We have quoted these figures based on research covering 126 years of the top four tiers of English football, plus more general analysis of other leagues and data from the last few years not covered by the stats we’ve linked to. Unsurprisingly, the home team is more likely to win to nil, just as they are more likely to both keep a clean sheet and also to win.
That data is borne out by research covering the English Premier League and the Championship for the five complete seasons from 2015-16 to 2019-20. We saw a higher proportion of games ending WTN than historic trends, with approximately 41% of clashes ending that way. Of those, almost 74% were 1-0 or 2-0 (to either side).
Indicative Win To Nil Odds
To give you an idea of what sort of odds you can expect for this market and how they compare to the prices for the two constituent selections, we have looked at a range of games. The teams and dates are not important but for reference, we looked at Serie A fixtures taking place on the 22nd or 23rd January 2021. Note that we have selected five matches to cover a range of possible prices.
|Fixture||Team||To Win Odds||To Keep A Clean Sheet Odds||To Win To Nil Odds|
|Roma v Spezia||Roma||2/5||11/8||6/4|
|Fiorentina v Crotone||Fiorentina||7/10||11/8||2/1|
|Genoa v Cagliari||Genoa||24/19||9/4||10/3|
|Parma v Sampdoria||Parma||21/10||11/4||19/4|
|Lazio v Sassuolo||Sassuolo||4/1||11/2||21/2|
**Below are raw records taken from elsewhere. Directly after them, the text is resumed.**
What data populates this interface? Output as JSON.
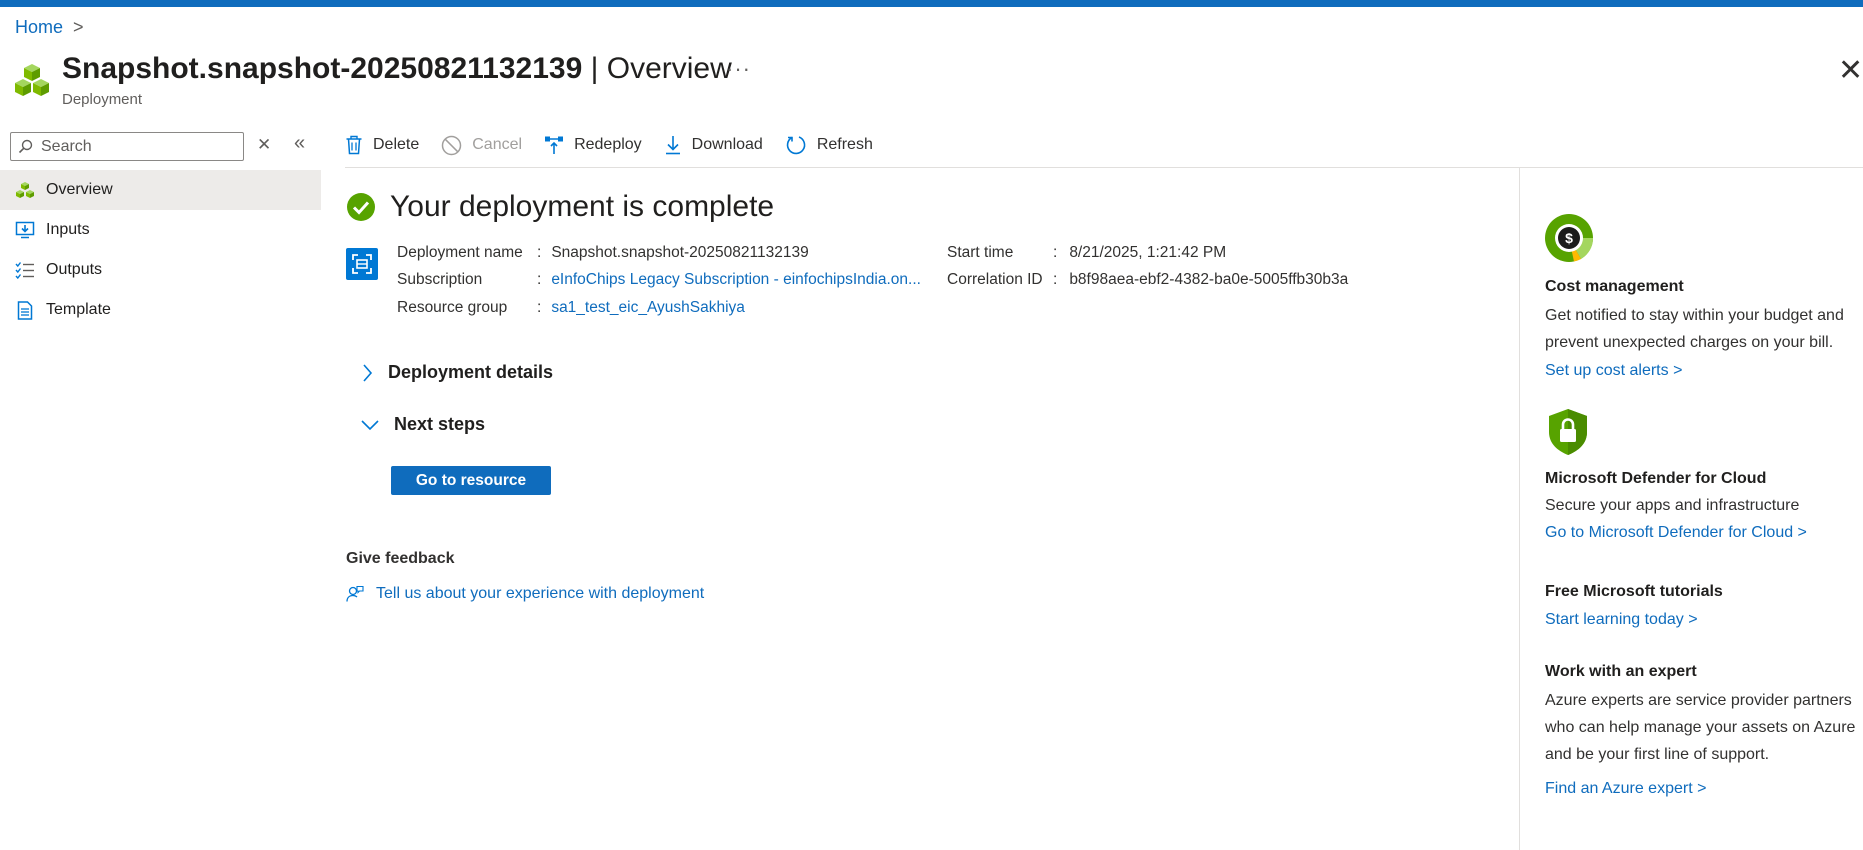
{
  "breadcrumb": {
    "home": "Home",
    "chevron": ">"
  },
  "header": {
    "name": "Snapshot.snapshot-20250821132139",
    "separator": " | ",
    "section": "Overview",
    "subtitle": "Deployment",
    "more": "···",
    "close": "✕"
  },
  "search": {
    "placeholder": "Search",
    "clear": "✕",
    "collapse": "«"
  },
  "sidebar": {
    "items": [
      {
        "label": "Overview",
        "icon": "overview-icon"
      },
      {
        "label": "Inputs",
        "icon": "inputs-icon"
      },
      {
        "label": "Outputs",
        "icon": "outputs-icon"
      },
      {
        "label": "Template",
        "icon": "template-icon"
      }
    ]
  },
  "toolbar": {
    "delete": "Delete",
    "cancel": "Cancel",
    "redeploy": "Redeploy",
    "download": "Download",
    "refresh": "Refresh"
  },
  "main": {
    "status": "Your deployment is complete",
    "details": {
      "deployment_name_label": "Deployment name",
      "deployment_name": "Snapshot.snapshot-20250821132139",
      "subscription_label": "Subscription",
      "subscription": "eInfoChips Legacy Subscription - einfochipsIndia.on...",
      "resource_group_label": "Resource group",
      "resource_group": "sa1_test_eic_AyushSakhiya",
      "start_time_label": "Start time",
      "start_time": "8/21/2025, 1:21:42 PM",
      "correlation_label": "Correlation ID",
      "correlation_id": "b8f98aea-ebf2-4382-ba0e-5005ffb30b3a",
      "colon": ":"
    },
    "deployment_details": "Deployment details",
    "next_steps": "Next steps",
    "go_to_resource": "Go to resource",
    "feedback_title": "Give feedback",
    "feedback_link": "Tell us about your experience with deployment"
  },
  "right_pane": {
    "cost": {
      "title": "Cost management",
      "text": "Get notified to stay within your budget and prevent unexpected charges on your bill.",
      "link": "Set up cost alerts >"
    },
    "defender": {
      "title": "Microsoft Defender for Cloud",
      "text": "Secure your apps and infrastructure",
      "link": "Go to Microsoft Defender for Cloud >"
    },
    "tutorials": {
      "title": "Free Microsoft tutorials",
      "link": "Start learning today >"
    },
    "expert": {
      "title": "Work with an expert",
      "text": "Azure experts are service provider partners who can help manage your assets on Azure and be your first line of support.",
      "link": "Find an Azure expert >"
    }
  },
  "colors": {
    "accent": "#0f6cbd",
    "success": "#57a300",
    "nav_active": "#edebe9"
  }
}
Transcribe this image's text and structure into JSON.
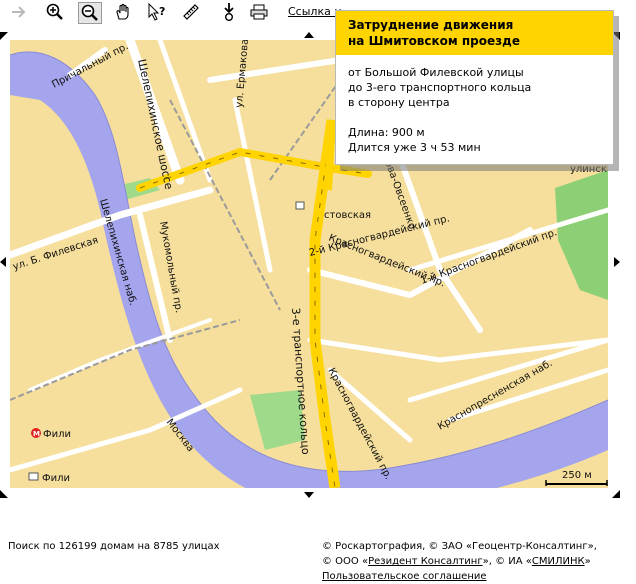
{
  "toolbar": {
    "buttons": [
      {
        "icon": "arrow-right-icon"
      },
      {
        "icon": "zoom-in-icon"
      },
      {
        "icon": "zoom-out-icon"
      },
      {
        "icon": "hand-pan-icon"
      },
      {
        "icon": "pointer-question-icon"
      },
      {
        "icon": "ruler-icon"
      },
      {
        "icon": "download-icon"
      },
      {
        "icon": "print-icon"
      }
    ],
    "link_label": "Ссылка н"
  },
  "popup": {
    "title_line1": "Затруднение движения",
    "title_line2": "на Шмитовском проезде",
    "line1": "от Большой Филевской улицы",
    "line2": "до 3-его транспортного кольца",
    "line3": "в сторону центра",
    "length": "Длина: 900 м",
    "duration": "Длится уже 3 ч 53 мин"
  },
  "map": {
    "labels": {
      "prichalny": "Причальный пр.",
      "shelepikhinskoe": "Шелепихинское шоссе",
      "ul_ermakova": "ул. Ермакова Роща",
      "mukomolny": "Мукомольный пр.",
      "shelepikhinskaya_nab": "Шелепихинская наб.",
      "b_filevskaya": "ул. Б. Филевская",
      "stovskaya": "стовская",
      "ovseenko": "нова-Овсеенко",
      "ulinsk": "улинск",
      "krasnogv_1": "1-й Красногвардейский пр.",
      "krasnogv_main": "Красногвардейский пр.",
      "krasnogv_2": "2-й Красногвардейский пр.",
      "ttk": "3-е транспортное кольцо",
      "krasnogv_bottom": "Красногвардейский пр.",
      "krasnopresn": "Краснопресненская наб.",
      "moskva": "Москва",
      "metro_fili": "Фили",
      "station_fili": "Фили",
      "scale": "250 м"
    },
    "colors": {
      "land": "#f6df9c",
      "water": "#a4a5ec",
      "road": "#ffffff",
      "jam": "#ffd400",
      "park": "#8ccf74",
      "metro": "#e22222"
    }
  },
  "status": "Поиск по 126199 домам на 8785 улицах",
  "footer": {
    "c1": "© Роскартография, © ЗАО «Геоцентр-Консалтинг»,",
    "c2_prefix": "© ООО «",
    "c2_link": "Резидент Консалтинг",
    "c2_mid": "», © ИА «",
    "c2_link2": "СМИЛИНК",
    "c2_suffix": "»",
    "agreement": "Пользовательское соглашение"
  }
}
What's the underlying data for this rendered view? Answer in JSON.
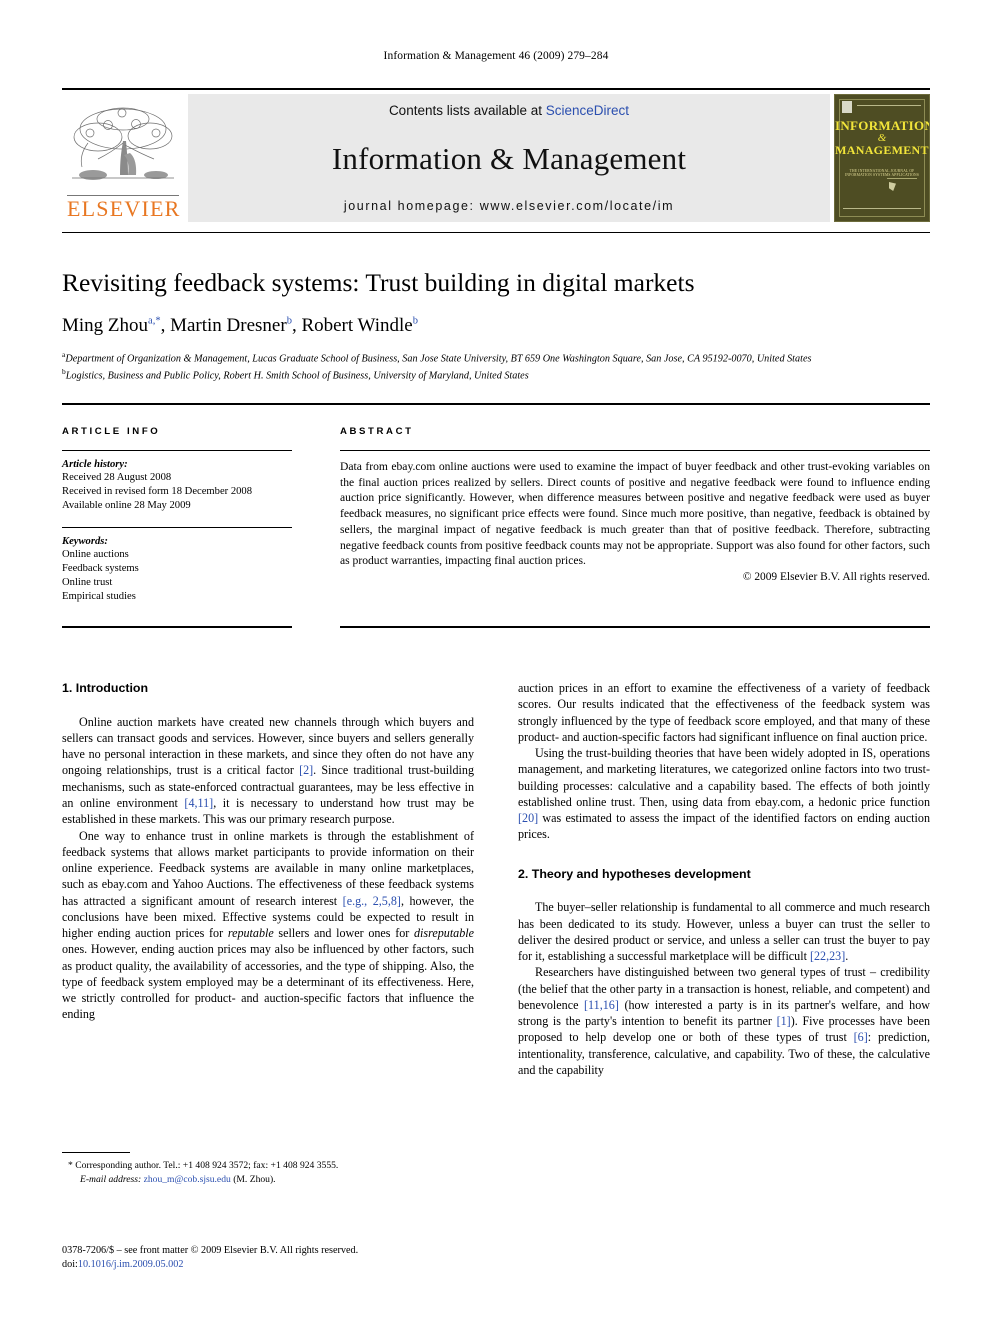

As you can see, the WTN odds would net you a better return in every game if the bet won, but you need to make your peace with the fact that you have no safety net included in your bet like you would have with a win or clean sheet bet.